WIFE MOTHER TEACHER
That pretty much says it all, and so does her official NASA photo: young, bright, cheerful and seemingly the perfect person to be America’s first teacher in orbit. NASA’s Teacher In Space program was created in 1984 and McAuliffe applied immediately. The Boston Globe has a nice profile of McAuliffe with details about that shocking day in 1986.
McAuliffe, designated a payload specialist, was the only civilian on the flight. The rest of the Challenger crew (from left): payload specialist Gregory B. Jarvis, mission specialist Judith A. Resnik, mission Commander Francis R. Scobee, mission specialist Ronald E. McNair, shuttle pilot Michael J. Smith, and mission specialist Ellison S. Onizuka. Good-looking crew.
The so-called Rogers Commission, assigned to look into the crash, determined that faulty O-rings on the shuttle’s solid booster rocket led to a chain reaction which doomed the Challenger. This was a truly blue-ribbon panel, including super-astronauts Neil Armstrong and Sally Ride, physics whiz Richard Feynman, and even sound barrier-breaker Chuck Yeager.
Christa McAuliffe would still be only 67 years old today; she was 37 at the time of the crash. She had married her husband Steven McAuliffe in 1970. Their two kids, Scott and Caroline, are approaching middle age now; they were ages 9 and 6 in 1986. McAuliffe’s death was terribly sad, and yet it’s hard to say her choice was the wrong one or that it wasn’t worth it. It was a thrilling idea, and such are the terrible risks of pioneering.
NASA has posted an excellent page of Challenger resources, ranging from mission voice transcripts and crew biographies to the text of the Rogers Commission report and other critical post-flight analyses.

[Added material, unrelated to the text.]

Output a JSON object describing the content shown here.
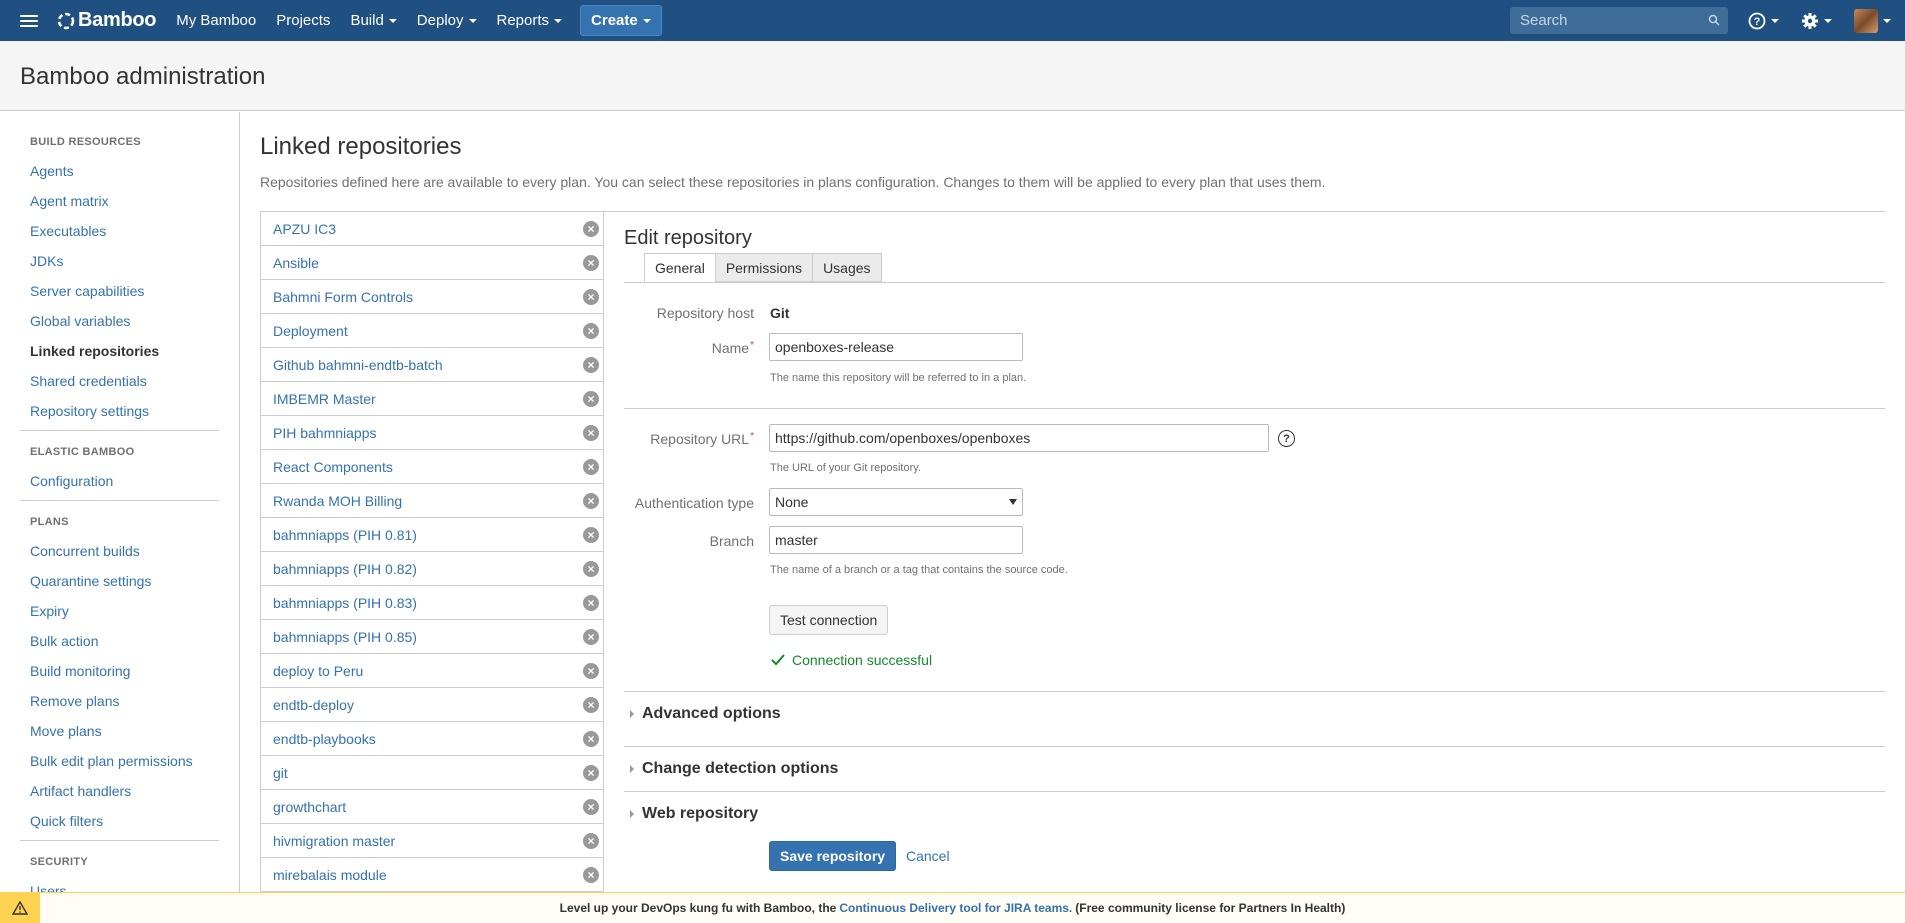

Warmly recommended!
Or see our biography of wife, mother, teacher and pioneer woman Christa McAuliffe »